Both phones adhere to the current gold standard of 2160p at 30fps, but they have lower resolution modes as well. The LG G4 is a bit light on options here, offering only 1080p and 720p, plus a high framerate option. It lacks a 60fps mode though.
The Samsung Galaxy S6 offers 60fps mode at 1080p in addition to QHD and high framerate options. Note that it uses a combination of optical and digital stabilization, but the digital portion gets disabled when you go over 1080p @ 30fps.
The Galaxy S6 uses a higher bitrate for its 2160p videos, 48Mbps, while the LG G4 shoots at 30Mbps. This means a minute of S6 video eats up 360MB, while G4 videos take 225MB per minute. The flipside of this is that the higher framerate has the potential to keep more fine detail. For 1080p videos both settle on 17Mbps.
Sound is important to note here. The Samsung Galaxy S6 records 256Kbps audio, while the LG G4 is capped at 156Kbps. Even so, the LG G4 seems to have the better mics and the audio sounds better. It's also less susceptible to wind noise.
While the still camera field of view was equal for both phones, in video mode the Galaxy S6 is slightly wider, capturing more of the scene. The LG G4 dynamic range allows it to capture more detail in the shadows and highlights. It white balance sensor helps out again, the S6 videos have a cool tint.
Foliage and other fine detail in LG G4 videos still get smudged a bit and Galaxy S6 videos generally come out sharper.
The clouds rolled in by the time we got to the 1080p samples. So videos from both have washed out skies, but the underexposure problem in the Galaxy S6 videos becomes more pronounced.
Unlike 2160p videos, the LG G4 leans on the sharpening (more than the S6), which creates some visible halos.
You can download untouched samples from both in case you don't trust YouTube's compression.
|LG G4||Samsung Galaxy S6|

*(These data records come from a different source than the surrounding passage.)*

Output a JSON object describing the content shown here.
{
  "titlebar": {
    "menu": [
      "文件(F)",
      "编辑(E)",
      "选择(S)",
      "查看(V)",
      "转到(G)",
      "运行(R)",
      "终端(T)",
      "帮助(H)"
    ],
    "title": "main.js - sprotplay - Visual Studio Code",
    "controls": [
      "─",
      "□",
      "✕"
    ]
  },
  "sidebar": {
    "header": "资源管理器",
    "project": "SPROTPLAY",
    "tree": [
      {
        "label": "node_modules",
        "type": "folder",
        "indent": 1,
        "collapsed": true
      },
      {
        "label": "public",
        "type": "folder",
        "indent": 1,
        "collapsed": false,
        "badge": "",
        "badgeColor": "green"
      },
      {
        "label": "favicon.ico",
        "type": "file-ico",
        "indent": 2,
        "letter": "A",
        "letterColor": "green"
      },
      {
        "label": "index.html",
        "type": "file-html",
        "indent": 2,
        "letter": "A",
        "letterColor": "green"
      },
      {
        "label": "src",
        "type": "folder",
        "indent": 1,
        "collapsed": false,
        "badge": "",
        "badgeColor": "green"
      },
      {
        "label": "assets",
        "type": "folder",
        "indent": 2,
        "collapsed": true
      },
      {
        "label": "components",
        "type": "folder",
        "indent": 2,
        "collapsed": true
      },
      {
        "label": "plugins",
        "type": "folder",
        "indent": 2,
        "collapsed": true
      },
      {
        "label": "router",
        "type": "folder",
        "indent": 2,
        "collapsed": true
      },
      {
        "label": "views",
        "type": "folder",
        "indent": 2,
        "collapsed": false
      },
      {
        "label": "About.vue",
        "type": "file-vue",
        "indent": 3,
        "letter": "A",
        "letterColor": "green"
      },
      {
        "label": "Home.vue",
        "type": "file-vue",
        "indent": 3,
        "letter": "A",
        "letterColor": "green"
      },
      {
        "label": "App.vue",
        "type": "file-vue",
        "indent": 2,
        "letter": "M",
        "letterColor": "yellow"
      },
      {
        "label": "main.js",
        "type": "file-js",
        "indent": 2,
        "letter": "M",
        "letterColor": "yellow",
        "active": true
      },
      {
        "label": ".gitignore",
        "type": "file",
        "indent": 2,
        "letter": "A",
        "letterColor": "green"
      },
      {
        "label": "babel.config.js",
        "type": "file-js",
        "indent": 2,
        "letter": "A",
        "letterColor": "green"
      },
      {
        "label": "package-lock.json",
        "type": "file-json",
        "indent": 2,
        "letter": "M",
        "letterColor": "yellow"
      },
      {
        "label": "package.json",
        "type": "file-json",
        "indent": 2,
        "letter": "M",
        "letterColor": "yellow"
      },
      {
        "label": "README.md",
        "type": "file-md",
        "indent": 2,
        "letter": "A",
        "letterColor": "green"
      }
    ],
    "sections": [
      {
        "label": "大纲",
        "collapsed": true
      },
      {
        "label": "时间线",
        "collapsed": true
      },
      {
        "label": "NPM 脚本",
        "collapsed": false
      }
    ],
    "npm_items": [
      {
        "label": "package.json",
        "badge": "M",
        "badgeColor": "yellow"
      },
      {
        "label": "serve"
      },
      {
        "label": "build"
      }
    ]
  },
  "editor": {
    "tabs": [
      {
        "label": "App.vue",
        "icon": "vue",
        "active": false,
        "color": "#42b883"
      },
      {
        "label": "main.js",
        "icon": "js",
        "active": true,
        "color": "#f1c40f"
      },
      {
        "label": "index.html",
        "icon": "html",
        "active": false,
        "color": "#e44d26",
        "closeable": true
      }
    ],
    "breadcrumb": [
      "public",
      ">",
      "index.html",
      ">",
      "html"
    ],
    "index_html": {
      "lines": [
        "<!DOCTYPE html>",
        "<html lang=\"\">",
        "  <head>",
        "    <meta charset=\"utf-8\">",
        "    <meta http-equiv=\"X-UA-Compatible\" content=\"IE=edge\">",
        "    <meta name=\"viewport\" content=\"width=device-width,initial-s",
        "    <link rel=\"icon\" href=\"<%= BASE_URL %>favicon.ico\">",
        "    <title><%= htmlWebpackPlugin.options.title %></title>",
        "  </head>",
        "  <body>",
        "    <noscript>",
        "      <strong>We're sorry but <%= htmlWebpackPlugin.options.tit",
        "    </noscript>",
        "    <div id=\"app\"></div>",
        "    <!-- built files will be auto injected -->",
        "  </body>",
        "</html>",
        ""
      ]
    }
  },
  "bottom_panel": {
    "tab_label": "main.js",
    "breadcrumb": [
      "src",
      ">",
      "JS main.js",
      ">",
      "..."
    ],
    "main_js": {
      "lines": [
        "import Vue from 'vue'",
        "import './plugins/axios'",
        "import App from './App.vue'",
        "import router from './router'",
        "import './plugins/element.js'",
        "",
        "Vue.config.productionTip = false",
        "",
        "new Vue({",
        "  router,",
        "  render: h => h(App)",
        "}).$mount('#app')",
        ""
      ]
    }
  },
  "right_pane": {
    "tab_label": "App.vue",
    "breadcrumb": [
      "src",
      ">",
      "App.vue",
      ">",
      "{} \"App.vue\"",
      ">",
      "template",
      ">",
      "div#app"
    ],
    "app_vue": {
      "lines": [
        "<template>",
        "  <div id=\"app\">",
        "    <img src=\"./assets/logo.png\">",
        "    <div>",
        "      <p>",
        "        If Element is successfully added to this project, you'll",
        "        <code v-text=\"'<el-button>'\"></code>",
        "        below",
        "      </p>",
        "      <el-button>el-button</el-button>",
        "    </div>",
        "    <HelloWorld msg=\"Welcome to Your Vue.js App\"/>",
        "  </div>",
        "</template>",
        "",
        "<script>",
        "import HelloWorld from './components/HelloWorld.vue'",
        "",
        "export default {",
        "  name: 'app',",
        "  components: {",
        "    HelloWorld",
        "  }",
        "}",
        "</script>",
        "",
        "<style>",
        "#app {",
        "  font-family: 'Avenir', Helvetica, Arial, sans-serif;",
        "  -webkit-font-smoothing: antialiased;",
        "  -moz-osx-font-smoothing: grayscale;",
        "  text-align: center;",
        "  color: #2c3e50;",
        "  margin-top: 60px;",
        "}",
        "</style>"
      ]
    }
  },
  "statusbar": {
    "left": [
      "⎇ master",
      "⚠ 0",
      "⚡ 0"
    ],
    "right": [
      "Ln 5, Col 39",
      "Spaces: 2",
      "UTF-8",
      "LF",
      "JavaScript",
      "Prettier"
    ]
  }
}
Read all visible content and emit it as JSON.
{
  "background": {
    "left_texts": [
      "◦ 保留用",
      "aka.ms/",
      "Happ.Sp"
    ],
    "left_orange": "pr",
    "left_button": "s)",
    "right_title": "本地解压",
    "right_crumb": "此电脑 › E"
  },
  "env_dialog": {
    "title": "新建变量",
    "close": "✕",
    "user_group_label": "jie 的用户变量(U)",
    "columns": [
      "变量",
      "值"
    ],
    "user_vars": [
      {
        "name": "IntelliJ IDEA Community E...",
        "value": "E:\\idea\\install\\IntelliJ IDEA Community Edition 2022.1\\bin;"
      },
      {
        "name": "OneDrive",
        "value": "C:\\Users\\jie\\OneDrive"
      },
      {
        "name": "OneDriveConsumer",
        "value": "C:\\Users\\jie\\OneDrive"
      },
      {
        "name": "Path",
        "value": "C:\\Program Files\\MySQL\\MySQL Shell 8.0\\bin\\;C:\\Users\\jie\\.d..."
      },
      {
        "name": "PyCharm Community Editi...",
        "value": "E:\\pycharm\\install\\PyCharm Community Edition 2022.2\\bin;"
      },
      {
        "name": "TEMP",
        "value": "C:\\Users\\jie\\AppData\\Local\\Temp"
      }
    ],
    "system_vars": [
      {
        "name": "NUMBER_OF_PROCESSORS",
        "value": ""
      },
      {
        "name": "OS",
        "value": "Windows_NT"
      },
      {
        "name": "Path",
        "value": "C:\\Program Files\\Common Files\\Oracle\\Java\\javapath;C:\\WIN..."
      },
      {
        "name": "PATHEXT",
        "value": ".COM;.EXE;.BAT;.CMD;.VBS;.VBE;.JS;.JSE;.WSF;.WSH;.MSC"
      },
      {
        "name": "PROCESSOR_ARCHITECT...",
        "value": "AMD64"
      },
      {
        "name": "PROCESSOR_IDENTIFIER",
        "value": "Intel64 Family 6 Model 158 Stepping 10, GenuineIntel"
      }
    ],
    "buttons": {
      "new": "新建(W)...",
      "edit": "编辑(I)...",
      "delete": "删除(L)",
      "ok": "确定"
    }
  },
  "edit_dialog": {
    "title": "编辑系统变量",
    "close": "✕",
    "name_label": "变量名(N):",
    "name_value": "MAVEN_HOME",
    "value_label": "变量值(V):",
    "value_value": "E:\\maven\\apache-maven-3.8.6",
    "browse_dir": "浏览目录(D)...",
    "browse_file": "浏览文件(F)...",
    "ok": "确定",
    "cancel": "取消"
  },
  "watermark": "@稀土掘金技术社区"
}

Winner: LG G4. We wish 2160p videos were sharpened more and 1080p videos less, but with better dynamic range and color rendering, plus better audio, the LG G4 provides the better overall experience.
The Samsung Galaxy S6 videos are sharper with more detail, in part thanks to the higher bitrate. It takes up precious, un-expandable storage though. We were surprised to hear the higher bitrate audio sound worse.
Both the LG G4 and Samsung Galaxy S6 feature optical image stabilization for photos and videos. Digital stabilization is rarely any good and even when it is, it eats up too much of the field of view so OIS is a vital feature for both.
The effects of OIS are most visible in video, so we attached the two phones together and shot 2160p videos simultaneously on both. Here's what that looks like side by side.
The Galaxy S6 warns that it can't do additional video stabilization at 2160p - for 1080p videos it uses a combination of optical and digital stabilization. Even without that boost, the S6 video appears smoother while the LG G4 has some slight jerkiness in places.
Winner: Samsung Galaxy S6. Both phones do a very good job at absorbing the worst of handshake jerks, but the Galaxy S6 does it slightly better.